Internet cloud-based services

A PLM application service provider (ASP) hosts the entire PLM system off-site, using a data center shared among all of its customers. A PLM ASP perhaps offers the most financially attractive short-term PLM solution but comes with significant longer-term risks. The per-user cost is initially reasonable if you aren't particularly concerned with the total cost over 5 or 10 years... or with security, performance and flexibility.

The principal benefit of a PLM ASP is that the vendor handles the hardware and software management tasks: acquisition, installation, maintenance, and upgrades. Furthermore, the ASP defines a rather specific set of features that simplifies your configuration choices. Finally, if you don't want to bring your legacy data into the system, and can quickly make your configuration choices, you can have access to your PLM system in a matter of hours.

As you'll see, we have reservations about a PLM ASP solution; a hosted application may be perfect for incidental business processes (think "travel reservations" or "HR benefits"), but it's a much tougher decision when applied to mission-critical functions and irreplaceable proprietary data.

When considering an ASP solution, "companies will have to decide whether they're comfortable with sending and storing sensitive documents outside their corporate infrastructure." Jim Rapoza, eWeek

If limited budget or internal IT resources suggest a PLM ASP, you'll want to weigh these issues:

  • Your company's mission-critical data is not on site. This has two effects:

    • How much do you know about the security, backup process, operations skill, disaster recovery procedures, and financial stability of your PLM ASP, and

    • What happens to your productivity if your Internet connection or PLM ASP goes down for a day?

  • A PLM ASP solution typically implements a "one size fits most" approach, and is much more limited in its configurability; make sure your business processes won't be constrained.

  • Usability will be limited by the browser-based user interface, and web technology simply isn't as flexible and as powerful as native applications. Can you imagine CAD or even a spreadsheet hosted on the web?

  • Performance is determined by your Internet connection's available bit rate and utilization, your vendor's available bit rate and utilization, the load on datacenter computers, and the systems selected for the datacenter. If you aren't happy with the system performance, upgrading will require more analysis and negotiating. There's no guarantee that you'll get the performance you need if your requirements exceed your vendor's abilities.

  • There may be additional charges for exceeding contract limits for data storage, processing time, or connection bandwidth.

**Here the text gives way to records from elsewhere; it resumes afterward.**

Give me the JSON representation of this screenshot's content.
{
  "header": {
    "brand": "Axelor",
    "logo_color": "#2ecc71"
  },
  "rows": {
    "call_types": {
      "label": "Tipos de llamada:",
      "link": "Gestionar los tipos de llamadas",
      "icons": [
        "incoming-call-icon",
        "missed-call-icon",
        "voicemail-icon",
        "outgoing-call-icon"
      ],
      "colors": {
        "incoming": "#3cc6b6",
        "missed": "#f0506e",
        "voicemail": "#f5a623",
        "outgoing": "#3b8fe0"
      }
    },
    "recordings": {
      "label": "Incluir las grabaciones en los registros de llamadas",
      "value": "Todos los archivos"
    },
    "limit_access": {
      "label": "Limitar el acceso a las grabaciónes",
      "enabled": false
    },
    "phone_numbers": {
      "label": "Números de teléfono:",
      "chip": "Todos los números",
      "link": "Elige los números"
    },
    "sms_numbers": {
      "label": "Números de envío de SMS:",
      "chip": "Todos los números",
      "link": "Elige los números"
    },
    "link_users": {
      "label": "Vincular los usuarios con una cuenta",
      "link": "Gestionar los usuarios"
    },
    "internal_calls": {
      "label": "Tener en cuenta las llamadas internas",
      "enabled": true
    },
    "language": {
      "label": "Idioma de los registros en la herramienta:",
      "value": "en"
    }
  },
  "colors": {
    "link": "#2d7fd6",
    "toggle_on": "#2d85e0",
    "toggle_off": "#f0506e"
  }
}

  • Upgrades and service downtimes are scheduled for the vendor's convenience, not yours. Except during project "crunch time", this should not be a significant issue if your office runs inside the typical workweek, especially if you select a PLM ASP in your time zone.

  • In most cases, all of the PLM ASP's clients share a common code base, so you can't delay or skip an upgrade. Whether you're in the middle of a time-critical project or simply satisfied with your software, you'll still be getting your new upgrade (and possibly re-training, data conversion, and new bugs) with everyone else.

  • If you're not happy with your PLM ASP, check your service contract and practice your diplomatic skills before asking for any help in moving your data to a competing PLM system. 

A PLM application service provider may be the only reasonable alternative for your company, but you'll want to anticipate all of the ways the arrangement could fail, and make appropriate contingency plans.